● **What is needed**: Gather all lines in the entries below that include the word "buffer".

*** Records shown Section Begins ***

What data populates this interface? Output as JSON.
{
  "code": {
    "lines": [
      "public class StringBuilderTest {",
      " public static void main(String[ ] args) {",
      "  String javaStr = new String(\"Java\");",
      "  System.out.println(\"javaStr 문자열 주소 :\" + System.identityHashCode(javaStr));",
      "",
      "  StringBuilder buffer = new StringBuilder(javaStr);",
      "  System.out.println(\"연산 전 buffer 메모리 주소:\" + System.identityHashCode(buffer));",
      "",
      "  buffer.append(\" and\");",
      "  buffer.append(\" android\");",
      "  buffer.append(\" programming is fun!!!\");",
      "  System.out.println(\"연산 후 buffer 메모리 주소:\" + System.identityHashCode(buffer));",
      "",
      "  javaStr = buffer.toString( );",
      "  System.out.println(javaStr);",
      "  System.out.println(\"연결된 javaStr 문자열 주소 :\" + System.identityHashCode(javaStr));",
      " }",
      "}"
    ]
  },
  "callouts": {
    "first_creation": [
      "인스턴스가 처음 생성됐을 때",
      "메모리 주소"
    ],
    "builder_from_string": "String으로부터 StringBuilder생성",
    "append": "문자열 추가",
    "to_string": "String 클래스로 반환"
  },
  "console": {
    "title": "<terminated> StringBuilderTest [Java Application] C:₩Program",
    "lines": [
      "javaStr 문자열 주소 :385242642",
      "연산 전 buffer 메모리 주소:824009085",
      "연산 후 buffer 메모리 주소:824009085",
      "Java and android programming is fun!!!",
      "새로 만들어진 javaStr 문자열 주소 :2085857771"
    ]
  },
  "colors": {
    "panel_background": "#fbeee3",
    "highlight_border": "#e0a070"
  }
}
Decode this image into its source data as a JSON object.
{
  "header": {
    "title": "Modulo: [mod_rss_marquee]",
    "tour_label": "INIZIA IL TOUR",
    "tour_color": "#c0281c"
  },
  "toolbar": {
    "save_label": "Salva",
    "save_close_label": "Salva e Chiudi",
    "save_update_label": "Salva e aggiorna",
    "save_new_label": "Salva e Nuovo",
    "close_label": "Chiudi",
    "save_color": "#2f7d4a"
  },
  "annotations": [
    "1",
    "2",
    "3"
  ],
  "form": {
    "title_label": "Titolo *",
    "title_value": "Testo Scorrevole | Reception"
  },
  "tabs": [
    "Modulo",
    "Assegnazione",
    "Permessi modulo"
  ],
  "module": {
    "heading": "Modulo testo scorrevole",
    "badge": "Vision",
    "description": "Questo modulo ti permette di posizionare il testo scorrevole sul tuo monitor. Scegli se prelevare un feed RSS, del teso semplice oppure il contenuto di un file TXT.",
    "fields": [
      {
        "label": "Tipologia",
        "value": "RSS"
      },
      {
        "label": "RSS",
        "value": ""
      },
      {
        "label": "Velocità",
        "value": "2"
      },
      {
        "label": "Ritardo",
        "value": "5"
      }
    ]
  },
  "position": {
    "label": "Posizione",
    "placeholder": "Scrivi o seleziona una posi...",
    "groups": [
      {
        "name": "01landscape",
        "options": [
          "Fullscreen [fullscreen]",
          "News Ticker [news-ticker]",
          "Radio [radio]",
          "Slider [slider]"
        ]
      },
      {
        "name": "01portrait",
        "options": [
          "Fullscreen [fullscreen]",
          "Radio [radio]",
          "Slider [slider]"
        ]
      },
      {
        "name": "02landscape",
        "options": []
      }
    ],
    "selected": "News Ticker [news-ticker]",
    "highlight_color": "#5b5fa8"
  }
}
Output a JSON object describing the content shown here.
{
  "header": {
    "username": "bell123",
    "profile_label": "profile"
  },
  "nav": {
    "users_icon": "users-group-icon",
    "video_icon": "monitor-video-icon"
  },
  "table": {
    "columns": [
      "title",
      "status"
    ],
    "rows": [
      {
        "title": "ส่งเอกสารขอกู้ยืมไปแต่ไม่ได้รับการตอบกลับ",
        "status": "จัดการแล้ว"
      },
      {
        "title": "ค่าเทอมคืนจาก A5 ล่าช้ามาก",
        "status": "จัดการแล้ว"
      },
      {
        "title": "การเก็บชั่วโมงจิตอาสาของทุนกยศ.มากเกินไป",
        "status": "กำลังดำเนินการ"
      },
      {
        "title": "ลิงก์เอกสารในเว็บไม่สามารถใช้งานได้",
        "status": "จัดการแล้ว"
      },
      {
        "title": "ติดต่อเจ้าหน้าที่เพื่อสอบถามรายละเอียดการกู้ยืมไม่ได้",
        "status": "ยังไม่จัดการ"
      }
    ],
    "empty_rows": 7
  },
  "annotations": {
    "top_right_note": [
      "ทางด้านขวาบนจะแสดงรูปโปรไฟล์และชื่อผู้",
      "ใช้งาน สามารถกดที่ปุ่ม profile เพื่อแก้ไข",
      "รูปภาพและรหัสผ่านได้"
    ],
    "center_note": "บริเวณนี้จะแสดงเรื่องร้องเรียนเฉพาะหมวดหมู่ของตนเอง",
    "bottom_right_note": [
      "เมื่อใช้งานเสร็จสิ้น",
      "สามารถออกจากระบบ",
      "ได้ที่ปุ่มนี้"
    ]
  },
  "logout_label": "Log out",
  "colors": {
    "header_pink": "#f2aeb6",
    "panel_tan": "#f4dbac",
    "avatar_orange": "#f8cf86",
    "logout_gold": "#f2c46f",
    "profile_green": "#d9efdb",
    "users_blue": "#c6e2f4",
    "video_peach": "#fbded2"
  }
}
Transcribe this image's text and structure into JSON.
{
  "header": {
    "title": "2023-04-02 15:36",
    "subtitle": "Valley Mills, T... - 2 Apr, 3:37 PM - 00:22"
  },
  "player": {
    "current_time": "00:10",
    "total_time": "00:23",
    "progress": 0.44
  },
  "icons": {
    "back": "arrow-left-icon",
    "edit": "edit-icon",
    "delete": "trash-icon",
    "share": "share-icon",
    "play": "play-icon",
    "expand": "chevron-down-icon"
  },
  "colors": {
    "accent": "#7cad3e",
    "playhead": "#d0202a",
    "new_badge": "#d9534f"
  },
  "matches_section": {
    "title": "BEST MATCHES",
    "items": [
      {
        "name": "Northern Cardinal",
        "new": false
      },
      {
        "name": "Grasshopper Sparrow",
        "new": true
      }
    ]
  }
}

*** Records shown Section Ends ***

● **Response area**:
      "  StringBuilder buffer = new StringBuilder(javaStr);",
      "  System.out.println(\"연산 전 buffer 메모리 주소:\" + System.identityHashCode(buffer));",
      "  buffer.append(\" and\");",
      "  buffer.append(\" android\");",
      "  buffer.append(\" programming is fun!!!\");",
      "  System.out.println(\"연산 후 buffer 메모리 주소:\" + System.identityHashCode(buffer));",
      "  javaStr = buffer.toString( );",
      "연산 전 buffer 메모리 주소:824009085",
      "연산 후 buffer 메모리 주소:824009085",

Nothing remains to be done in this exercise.